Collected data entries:

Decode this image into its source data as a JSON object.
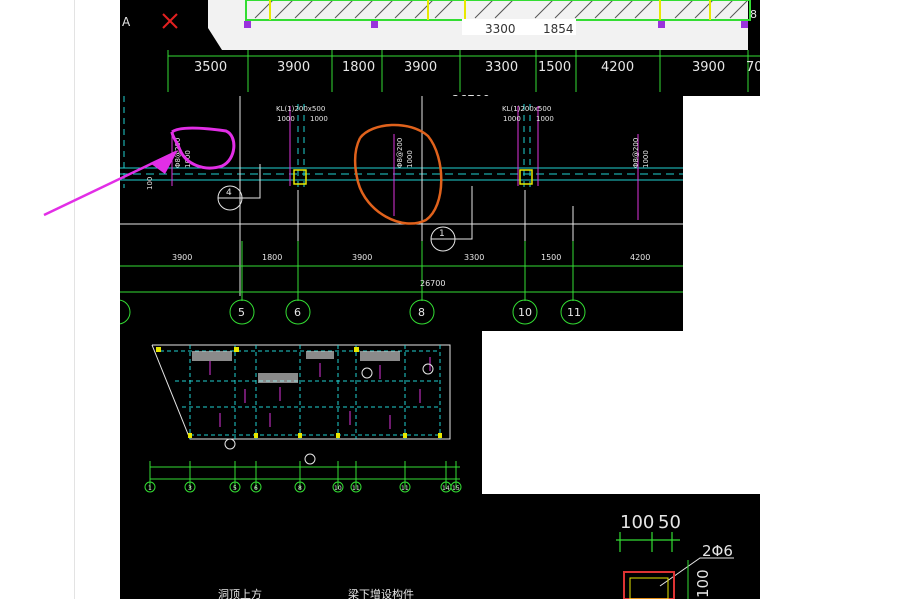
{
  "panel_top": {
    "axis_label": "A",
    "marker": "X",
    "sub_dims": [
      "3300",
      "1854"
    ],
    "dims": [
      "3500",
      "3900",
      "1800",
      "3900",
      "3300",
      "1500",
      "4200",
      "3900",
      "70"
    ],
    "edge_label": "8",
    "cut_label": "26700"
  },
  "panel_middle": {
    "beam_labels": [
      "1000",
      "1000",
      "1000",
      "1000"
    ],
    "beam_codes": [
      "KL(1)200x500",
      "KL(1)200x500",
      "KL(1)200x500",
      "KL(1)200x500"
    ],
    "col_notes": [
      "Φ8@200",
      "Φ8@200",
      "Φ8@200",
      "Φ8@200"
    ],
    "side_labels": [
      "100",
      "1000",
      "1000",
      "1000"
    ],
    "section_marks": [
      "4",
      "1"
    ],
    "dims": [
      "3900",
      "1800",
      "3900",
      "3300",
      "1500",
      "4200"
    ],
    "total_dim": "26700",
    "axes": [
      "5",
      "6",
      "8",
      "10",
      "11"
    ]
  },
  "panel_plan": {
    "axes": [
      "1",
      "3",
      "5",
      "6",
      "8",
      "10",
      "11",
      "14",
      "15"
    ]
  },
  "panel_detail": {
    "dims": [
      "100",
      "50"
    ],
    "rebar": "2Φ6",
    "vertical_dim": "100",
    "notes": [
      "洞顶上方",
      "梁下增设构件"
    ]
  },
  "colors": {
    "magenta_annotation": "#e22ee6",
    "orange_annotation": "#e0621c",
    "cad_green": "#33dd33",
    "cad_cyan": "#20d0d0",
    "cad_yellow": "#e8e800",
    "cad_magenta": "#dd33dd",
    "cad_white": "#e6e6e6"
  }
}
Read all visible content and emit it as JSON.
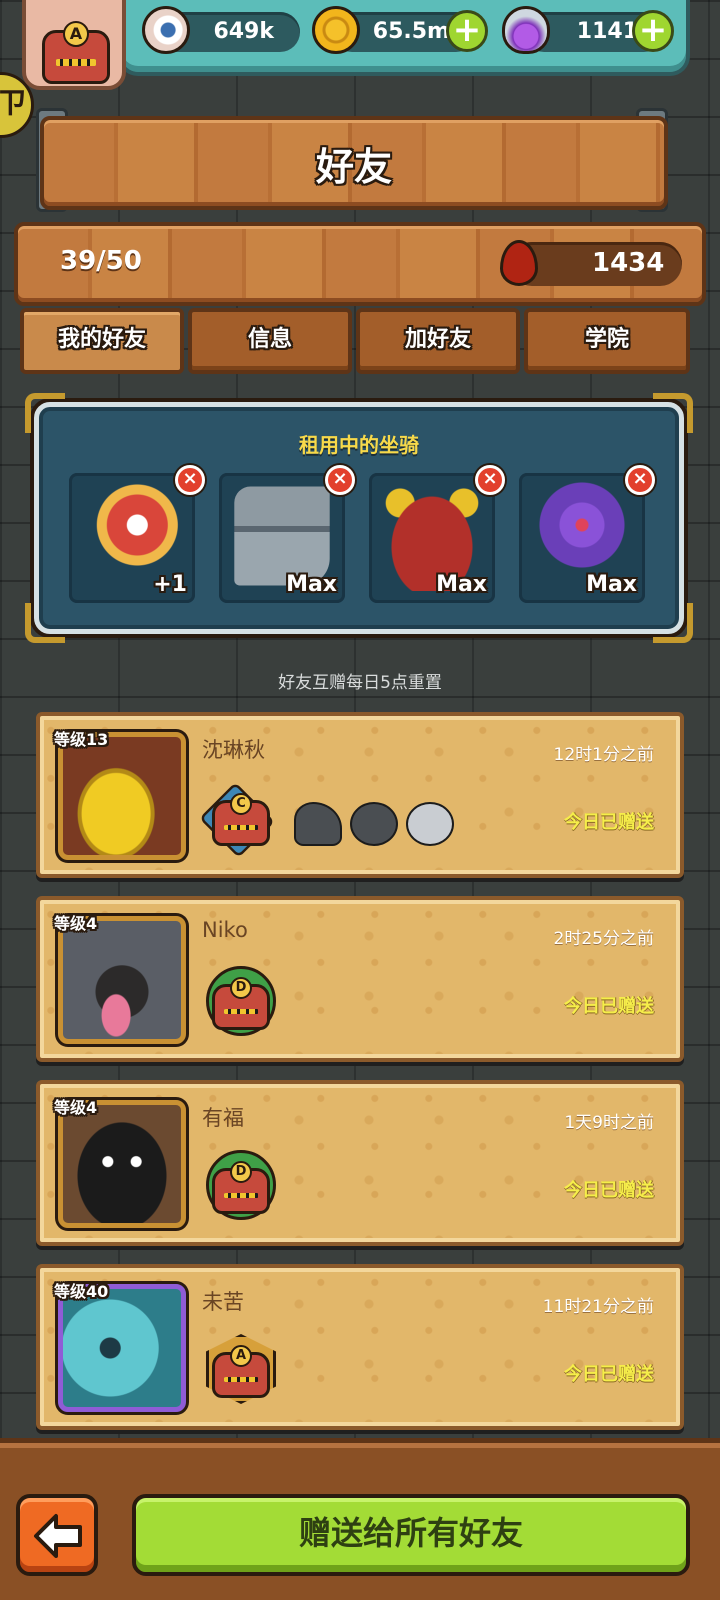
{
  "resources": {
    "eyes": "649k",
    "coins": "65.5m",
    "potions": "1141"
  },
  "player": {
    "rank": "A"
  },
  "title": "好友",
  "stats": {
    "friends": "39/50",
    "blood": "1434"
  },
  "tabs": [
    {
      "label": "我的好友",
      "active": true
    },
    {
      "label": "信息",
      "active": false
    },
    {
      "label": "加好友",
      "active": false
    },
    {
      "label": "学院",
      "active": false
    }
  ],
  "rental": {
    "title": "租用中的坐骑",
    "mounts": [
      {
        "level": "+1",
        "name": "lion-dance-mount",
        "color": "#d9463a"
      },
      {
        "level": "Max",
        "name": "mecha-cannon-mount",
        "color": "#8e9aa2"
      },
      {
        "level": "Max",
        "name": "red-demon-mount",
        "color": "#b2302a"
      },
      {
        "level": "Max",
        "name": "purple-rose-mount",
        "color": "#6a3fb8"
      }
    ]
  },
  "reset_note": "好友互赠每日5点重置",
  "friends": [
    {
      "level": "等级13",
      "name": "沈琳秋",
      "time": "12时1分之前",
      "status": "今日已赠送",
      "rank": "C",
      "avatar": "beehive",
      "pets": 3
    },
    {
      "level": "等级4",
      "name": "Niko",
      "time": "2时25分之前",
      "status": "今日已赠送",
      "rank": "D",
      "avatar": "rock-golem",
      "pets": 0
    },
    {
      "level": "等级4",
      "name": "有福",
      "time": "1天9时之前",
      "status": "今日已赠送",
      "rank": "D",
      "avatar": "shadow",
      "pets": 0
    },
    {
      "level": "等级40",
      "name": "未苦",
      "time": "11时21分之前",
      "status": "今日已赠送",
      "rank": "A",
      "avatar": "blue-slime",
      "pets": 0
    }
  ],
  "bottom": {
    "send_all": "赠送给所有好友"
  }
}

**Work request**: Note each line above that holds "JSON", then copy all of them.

**Task answer**:
Decode this image into its source data as a JSON object.
Read all visible content and emit it as JSON.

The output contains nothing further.